As usual in Pipeline Road, hummingbirds are common on nectar feeders, and we never waste the opportunity to get good shots. The key to get a shot like the one above is patience and timing.

Blue-chested Hummingbird (Amazilia amabilis)

Black-crowned Antshrike (Thamnophilus atrinucha) - female
Black-crowned Antshrike (Thamnophilus atrinucha) are also very common around Pipeline Road.  Females, as shown, are brown to buffy brown above, brighter on the crown; wings fuscous-black, edged with brown; under surface buffy brown to grayish brown, paler on throat.

Anole Lizard (Anolis sp.)
Male anoles have colorful dewlap, or flap of skin hanging in an arc from the neck region, which they can inflate during courtship and aggression displays. Some female anoles also have this dewlap, although it is often lighter in color. While most anoles with a prominent dewlap are males, this is still not a 100% guarantee.

Yellow-backed Oriole (Icterus chrysater)
Yellow-backed Orioles (Icterus chrysater) are found throughout Central America and northern South America, in Belize, Colombia, El Salvador, Guatemala, Honduras, Mexico, Nicaragua, Panama, and Venezuela. In Panama it’s fairly common on both slopes from Veraguas eastward to Colombia. Found on upper levels of forest and woodland, and in shrubby areas with trees.

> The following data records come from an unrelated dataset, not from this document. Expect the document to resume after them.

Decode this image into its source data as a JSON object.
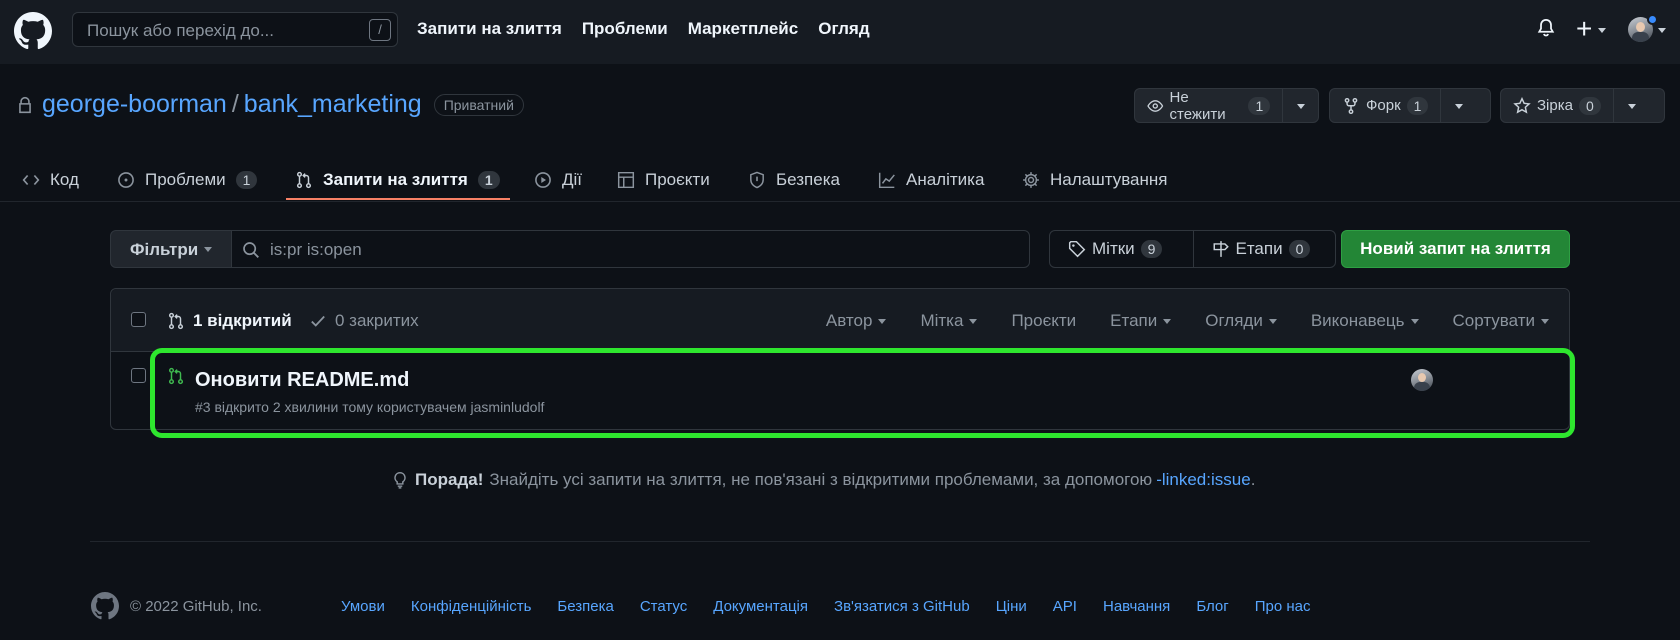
{
  "header": {
    "search_placeholder": "Пошук або перехід до...",
    "search_shortcut": "/",
    "nav": [
      "Запити на злиття",
      "Проблеми",
      "Маркетплейс",
      "Огляд"
    ]
  },
  "repo": {
    "owner": "george-boorman",
    "separator": "/",
    "name": "bank_marketing",
    "visibility": "Приватний",
    "watch": {
      "label": "Не стежити",
      "count": "1"
    },
    "fork": {
      "label": "Форк",
      "count": "1"
    },
    "star": {
      "label": "Зірка",
      "count": "0"
    }
  },
  "tabs": [
    {
      "label": "Код"
    },
    {
      "label": "Проблеми",
      "count": "1"
    },
    {
      "label": "Запити на злиття",
      "count": "1",
      "active": true
    },
    {
      "label": "Дії"
    },
    {
      "label": "Проєкти"
    },
    {
      "label": "Безпека"
    },
    {
      "label": "Аналітика"
    },
    {
      "label": "Налаштування"
    }
  ],
  "filters": {
    "button": "Фільтри",
    "query": "is:pr is:open",
    "labels": {
      "label": "Мітки",
      "count": "9"
    },
    "milestones": {
      "label": "Етапи",
      "count": "0"
    },
    "new_pr": "Новий запит на злиття"
  },
  "list": {
    "open_label": "1 відкритий",
    "closed_label": "0 закритих",
    "header_filters": [
      "Автор",
      "Мітка",
      "Проєкти",
      "Етапи",
      "Огляди",
      "Виконавець",
      "Сортувати"
    ],
    "items": [
      {
        "title": "Оновити README.md",
        "meta": "#3 відкрито 2 хвилини тому користувачем jasminludolf"
      }
    ]
  },
  "tip": {
    "bold": "Порада!",
    "text": "Знайдіть усі запити на злиття, не пов'язані з відкритими проблемами, за допомогою",
    "link": "-linked:issue",
    "end": "."
  },
  "footer": {
    "copyright": "© 2022 GitHub, Inc.",
    "links": [
      "Умови",
      "Конфіденційність",
      "Безпека",
      "Статус",
      "Документація",
      "Зв'язатися з GitHub",
      "Ціни",
      "API",
      "Навчання",
      "Блог",
      "Про нас"
    ]
  },
  "colors": {
    "accent_green": "#238636",
    "link_blue": "#58a6ff",
    "highlight": "#2ee62e",
    "tab_underline": "#f78166"
  }
}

Dusky Antbird (Cercomacroides tyrannina) - female
Female Dusky Antbirds (Cercomacroides tyrannina) are largely warm cinnamon below, with darker brown upperparts and pale rufous wing spotting. It is found across much of Middle America, from southeast Mexico southwards, thence across much of northern South America south as far as northern Brazil.

Golden-crowned Spadebill (Platyrinchus coronatus)

Golden-crowned Spadebill (Platyrinchus coronatus)
Distributed from Honduras to northwest Ecuador and, then on the opposite side of the Andes, across the greater part of the Amazon Basin, the Golden-crowned Spadebill is, nonetheless, a generally uncommon albeit probably often overlooked species. It doubtless goes unrecorded due to its generally quiet and unobtrusive habits, a lack of knowledge among most observers of its vocalizations, and the fact that it generally only sings frequently around dawn. In Panama it’s fairly common on entire Caribbean slope, and on Pacific slope on eastern part of the country and in extreme western Chiriquí. Found in lower levels of forest.

White-whiskered Puffbird (Malacoptila panamensis) - female

Song Wren (Cyphorhinus phaeocephalus)

Song Wren (Cyphorhinus phaeocephalus)
Song Wrens (Cyphorhinus phaeocephalus) spend the preponderance of their time on the forest floor foraging in small family groups and are renowned for their song.

White-vented Plumeleteer (Chalybura buffonii)